At least two exchanges, Binance and Huobi, reported freezing a portion of the funds.
On-chain analysis shows that North Korean hackers responsible for Harmony’s Horizon bridge hack spent the weekend attempting to move some of the illicit funds.
Using Railgun, a smart contract system that initiates what is known as “Zero Knowledge Proof,” the hackers attempted to move the illicit funds through six different exchanges, several of which were notified over the weekend.
At least two of the exchanges, Binance and Huobi, were able to move fast and freeze at least a portion of the laundered funds.
The movements come more than a week after the FBI declared Lazarus group, which has links to the Democratic People’s Republic of North Korea (DPRK), as responsible for the exploit of Harmony’s Horizon Protocol, which saw in total more than $100 million worth of cryptocurrency disappear in an attack in June 2022.
That attack and others like it, the FBI allege, are spurring “the DPRK’s use of illicit activities—including cybercrime and virtual currency theft—to generate revenue for the regime.”
Since 2017, $1.2 billion worth of crypto has been stolen by the group, according to an Associated Press report.
The largest of which was the $624 million hack last April of the Ronin Network, Axie Infinity’s side-chain link to the Ethereum network.
Since the proliferation of decentralized finance, or DeFi, bridge attacks are becoming increasingly more common.
What are the common types of bridge exploits?
The exploitation of bridges in the world of blockchain is often sophisticated and predictable due to code bugs or leaked cryptographic keys. Some of the most common bridge exploits include:
- False Deposits: In this scenario, a bad actor creates a fake deposit event without actually depositing funds or uses a valueless token to infiltrate a network, such as that which occurred in the Qubit finance hack last January.
- Validator Flaws: Bridges validate deposits before allowing transfers. Hackers may exploit a flaw in the validation process by creating fake deposits, which occurred during the Wormhole hack where a flaw in digital signature validation was exploited.
- Validator Takeover: Here attackers seek a vulnerability by attempting to gain control over a majority of validators by taking over a certain number of votes to approve new transfers. The Ronin Network hack is an example where five of the nine validators were compromised.

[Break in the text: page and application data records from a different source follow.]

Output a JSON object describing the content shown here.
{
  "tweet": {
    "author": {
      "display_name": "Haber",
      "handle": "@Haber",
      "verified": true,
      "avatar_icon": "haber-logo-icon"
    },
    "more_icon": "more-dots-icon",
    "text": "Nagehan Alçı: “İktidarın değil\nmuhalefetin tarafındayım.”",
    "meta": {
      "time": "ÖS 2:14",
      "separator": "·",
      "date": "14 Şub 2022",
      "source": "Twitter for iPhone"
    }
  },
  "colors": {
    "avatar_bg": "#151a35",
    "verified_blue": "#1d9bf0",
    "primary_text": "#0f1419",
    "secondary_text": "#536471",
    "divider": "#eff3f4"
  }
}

It is important to note, however, that the most common factor across exploits is human error. Instead of focusing solely on the shortcomings of bridges, post-hack investigations are usually able to patch security fixes, but only after the damage has already been done.
The sheer magnitude of these exploits is concerning for blockchain developers. Other notable bridge exploits from 2022 include:

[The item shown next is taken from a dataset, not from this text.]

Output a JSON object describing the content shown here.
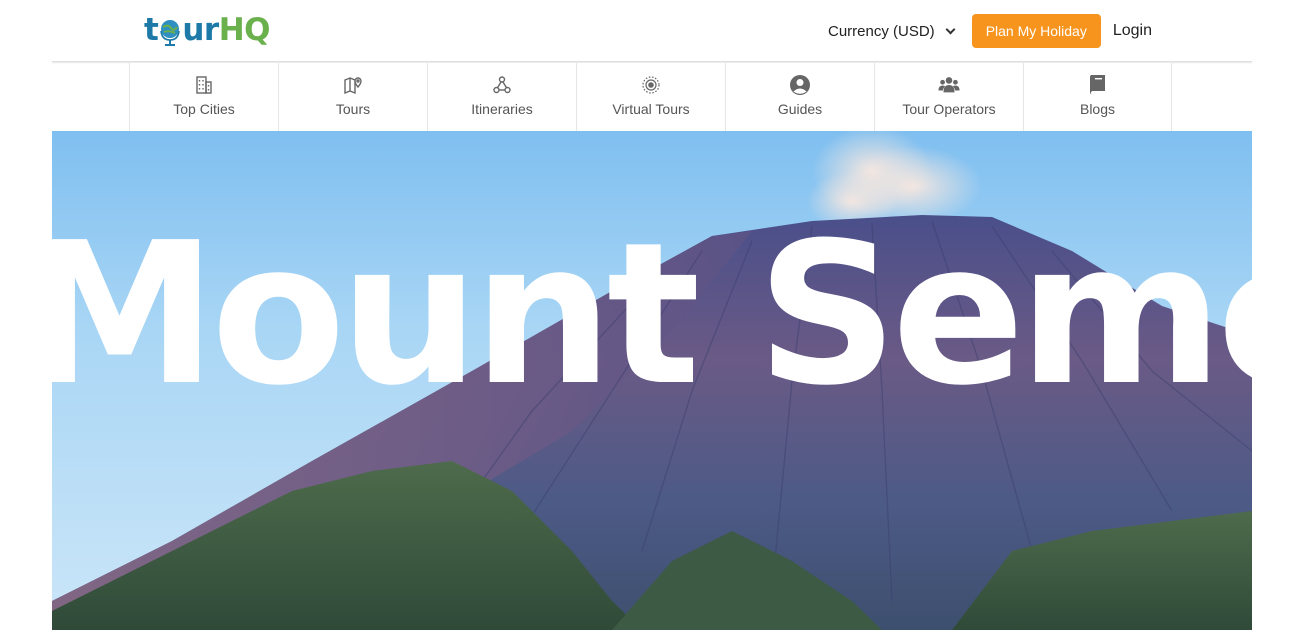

- February: Wormhole — $375 million
- March: Ronin Bridge — $624 million
- August: Nomad Bridge — $190 million
- September: Wintermute — $160 million